_Work instructions_
Which lines run from the line containing "Convert this screenshot" through the end of the records below? Reproduce them exactly, and nothing else.

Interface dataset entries

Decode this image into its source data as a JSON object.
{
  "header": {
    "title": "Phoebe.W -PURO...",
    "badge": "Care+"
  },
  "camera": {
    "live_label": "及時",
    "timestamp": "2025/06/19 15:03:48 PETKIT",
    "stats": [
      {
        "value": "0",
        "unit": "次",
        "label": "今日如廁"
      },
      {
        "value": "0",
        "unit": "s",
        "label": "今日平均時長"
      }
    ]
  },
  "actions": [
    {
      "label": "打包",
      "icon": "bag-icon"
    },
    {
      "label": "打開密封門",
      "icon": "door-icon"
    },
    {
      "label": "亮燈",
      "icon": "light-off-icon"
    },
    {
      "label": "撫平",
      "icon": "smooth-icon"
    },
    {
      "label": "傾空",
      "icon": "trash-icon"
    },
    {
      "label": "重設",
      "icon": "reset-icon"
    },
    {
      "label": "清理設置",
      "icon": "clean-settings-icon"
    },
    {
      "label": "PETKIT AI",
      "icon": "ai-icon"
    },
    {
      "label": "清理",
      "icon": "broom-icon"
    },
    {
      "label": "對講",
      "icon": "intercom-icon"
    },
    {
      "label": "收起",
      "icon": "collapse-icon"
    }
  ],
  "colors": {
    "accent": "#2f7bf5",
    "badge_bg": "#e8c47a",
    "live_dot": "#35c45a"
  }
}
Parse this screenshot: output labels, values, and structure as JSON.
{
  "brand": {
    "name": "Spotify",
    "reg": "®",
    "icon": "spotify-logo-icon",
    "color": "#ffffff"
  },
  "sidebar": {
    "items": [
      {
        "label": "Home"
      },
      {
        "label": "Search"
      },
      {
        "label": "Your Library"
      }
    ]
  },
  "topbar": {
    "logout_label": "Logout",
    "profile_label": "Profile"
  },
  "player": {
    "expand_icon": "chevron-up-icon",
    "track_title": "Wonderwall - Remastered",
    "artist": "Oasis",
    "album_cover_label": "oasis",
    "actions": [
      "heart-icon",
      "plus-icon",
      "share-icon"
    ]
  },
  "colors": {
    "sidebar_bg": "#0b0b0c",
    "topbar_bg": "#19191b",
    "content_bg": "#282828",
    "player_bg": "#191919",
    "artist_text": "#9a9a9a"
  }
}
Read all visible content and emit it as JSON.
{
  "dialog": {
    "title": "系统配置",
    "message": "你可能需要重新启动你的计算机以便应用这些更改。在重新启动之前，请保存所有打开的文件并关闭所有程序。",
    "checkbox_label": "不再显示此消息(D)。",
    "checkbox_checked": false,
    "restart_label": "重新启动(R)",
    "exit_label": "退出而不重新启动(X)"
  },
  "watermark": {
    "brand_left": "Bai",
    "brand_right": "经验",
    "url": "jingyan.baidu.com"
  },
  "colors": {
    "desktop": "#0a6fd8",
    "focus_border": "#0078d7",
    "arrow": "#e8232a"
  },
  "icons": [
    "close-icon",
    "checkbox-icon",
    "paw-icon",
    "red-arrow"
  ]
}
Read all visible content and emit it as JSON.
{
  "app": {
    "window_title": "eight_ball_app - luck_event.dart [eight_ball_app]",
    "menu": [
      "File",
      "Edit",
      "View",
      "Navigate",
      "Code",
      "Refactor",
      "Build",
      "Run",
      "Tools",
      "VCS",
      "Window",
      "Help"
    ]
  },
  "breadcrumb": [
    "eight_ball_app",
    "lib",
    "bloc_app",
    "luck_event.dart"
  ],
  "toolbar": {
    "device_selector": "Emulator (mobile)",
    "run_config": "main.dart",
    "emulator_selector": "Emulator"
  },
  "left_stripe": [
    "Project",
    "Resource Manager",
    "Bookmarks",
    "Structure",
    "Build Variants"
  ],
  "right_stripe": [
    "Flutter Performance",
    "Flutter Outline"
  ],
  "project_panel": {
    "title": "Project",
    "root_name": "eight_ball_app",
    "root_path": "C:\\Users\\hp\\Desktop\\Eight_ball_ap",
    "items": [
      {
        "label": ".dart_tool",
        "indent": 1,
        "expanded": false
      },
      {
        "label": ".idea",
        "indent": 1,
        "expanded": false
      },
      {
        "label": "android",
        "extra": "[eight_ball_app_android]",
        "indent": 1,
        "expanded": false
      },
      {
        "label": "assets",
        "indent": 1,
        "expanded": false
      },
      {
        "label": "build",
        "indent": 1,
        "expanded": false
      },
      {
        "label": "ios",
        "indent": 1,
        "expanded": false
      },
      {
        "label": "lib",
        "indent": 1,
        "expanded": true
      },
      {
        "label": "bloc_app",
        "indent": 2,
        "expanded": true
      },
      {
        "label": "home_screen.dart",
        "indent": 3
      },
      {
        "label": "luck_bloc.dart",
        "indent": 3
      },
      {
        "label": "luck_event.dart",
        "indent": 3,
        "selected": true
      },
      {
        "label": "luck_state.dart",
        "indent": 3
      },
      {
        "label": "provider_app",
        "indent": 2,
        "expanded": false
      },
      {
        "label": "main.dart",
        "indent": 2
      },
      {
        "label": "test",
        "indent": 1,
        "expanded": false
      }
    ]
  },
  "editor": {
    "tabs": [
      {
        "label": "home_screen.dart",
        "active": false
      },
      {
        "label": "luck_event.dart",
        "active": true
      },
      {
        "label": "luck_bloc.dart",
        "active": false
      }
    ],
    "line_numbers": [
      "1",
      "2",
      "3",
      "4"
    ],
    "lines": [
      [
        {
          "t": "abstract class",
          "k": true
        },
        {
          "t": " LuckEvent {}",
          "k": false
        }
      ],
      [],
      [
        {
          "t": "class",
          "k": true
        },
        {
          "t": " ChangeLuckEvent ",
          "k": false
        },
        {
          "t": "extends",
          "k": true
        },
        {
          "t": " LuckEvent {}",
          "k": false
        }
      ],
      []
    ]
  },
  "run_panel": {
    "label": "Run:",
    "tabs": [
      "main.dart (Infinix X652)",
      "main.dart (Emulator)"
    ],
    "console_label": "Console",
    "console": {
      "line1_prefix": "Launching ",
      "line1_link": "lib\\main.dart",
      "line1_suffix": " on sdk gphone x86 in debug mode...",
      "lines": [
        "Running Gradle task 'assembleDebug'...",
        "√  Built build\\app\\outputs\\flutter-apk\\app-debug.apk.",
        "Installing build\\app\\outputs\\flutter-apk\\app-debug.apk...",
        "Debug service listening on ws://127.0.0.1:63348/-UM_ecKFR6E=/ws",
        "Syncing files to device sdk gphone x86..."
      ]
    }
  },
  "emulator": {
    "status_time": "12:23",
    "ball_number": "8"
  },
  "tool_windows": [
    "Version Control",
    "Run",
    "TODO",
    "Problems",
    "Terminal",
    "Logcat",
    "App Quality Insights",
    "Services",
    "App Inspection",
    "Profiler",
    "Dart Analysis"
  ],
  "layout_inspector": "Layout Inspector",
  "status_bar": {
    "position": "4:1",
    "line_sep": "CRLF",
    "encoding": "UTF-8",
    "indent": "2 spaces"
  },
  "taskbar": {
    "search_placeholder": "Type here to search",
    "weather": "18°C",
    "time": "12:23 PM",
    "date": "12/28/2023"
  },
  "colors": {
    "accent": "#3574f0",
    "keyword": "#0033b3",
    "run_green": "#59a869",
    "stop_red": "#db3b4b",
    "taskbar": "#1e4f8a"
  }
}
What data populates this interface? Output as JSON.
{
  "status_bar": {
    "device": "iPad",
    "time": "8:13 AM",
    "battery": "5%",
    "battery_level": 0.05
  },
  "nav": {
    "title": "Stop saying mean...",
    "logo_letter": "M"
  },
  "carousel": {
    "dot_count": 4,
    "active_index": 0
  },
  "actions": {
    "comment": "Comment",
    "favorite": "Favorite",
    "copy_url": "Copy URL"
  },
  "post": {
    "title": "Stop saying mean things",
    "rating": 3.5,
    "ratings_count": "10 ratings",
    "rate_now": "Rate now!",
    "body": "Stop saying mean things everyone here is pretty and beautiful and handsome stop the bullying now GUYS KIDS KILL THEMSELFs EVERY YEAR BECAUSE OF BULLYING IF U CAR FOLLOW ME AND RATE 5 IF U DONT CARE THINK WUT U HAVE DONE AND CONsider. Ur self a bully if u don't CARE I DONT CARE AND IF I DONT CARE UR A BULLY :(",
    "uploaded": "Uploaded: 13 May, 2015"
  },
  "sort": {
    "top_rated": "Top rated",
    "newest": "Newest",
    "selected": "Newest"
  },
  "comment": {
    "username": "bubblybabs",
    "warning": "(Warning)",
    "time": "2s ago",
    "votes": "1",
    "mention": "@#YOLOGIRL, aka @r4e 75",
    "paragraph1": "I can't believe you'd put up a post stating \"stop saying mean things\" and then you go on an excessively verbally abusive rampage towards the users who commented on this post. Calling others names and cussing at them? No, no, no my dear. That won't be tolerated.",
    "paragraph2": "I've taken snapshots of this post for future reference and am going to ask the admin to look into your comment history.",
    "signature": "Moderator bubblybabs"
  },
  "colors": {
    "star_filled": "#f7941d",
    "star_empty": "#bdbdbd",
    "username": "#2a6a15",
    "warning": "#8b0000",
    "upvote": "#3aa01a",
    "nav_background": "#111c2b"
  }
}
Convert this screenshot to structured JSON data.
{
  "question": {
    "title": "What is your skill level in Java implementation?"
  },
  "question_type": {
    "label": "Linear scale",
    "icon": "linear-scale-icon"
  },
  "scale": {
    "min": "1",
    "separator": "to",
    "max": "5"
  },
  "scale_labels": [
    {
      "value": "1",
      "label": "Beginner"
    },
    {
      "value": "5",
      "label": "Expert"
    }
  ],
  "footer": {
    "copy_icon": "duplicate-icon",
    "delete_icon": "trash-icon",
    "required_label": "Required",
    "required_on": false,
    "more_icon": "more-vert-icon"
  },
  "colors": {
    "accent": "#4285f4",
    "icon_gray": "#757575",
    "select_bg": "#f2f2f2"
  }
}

_Exercise output_
Convert this screenshot to structured JSON data.
{
  "question": {
    "title": "What is your skill level in Java implementation?"
  },
  "question_type": {
    "label": "Linear scale",
    "icon": "linear-scale-icon"
  },
  "scale": {
    "min": "1",
    "separator": "to",
    "max": "5"
  },
  "scale_labels": [
    {
      "value": "1",
      "label": "Beginner"
    },
    {
      "value": "5",
      "label": "Expert"
    }
  ],
  "footer": {
    "copy_icon": "duplicate-icon",
    "delete_icon": "trash-icon",
    "required_label": "Required",
    "required_on": false,
    "more_icon": "more-vert-icon"
  },
  "colors": {
    "accent": "#4285f4",
    "icon_gray": "#757575",
    "select_bg": "#f2f2f2"
  }
}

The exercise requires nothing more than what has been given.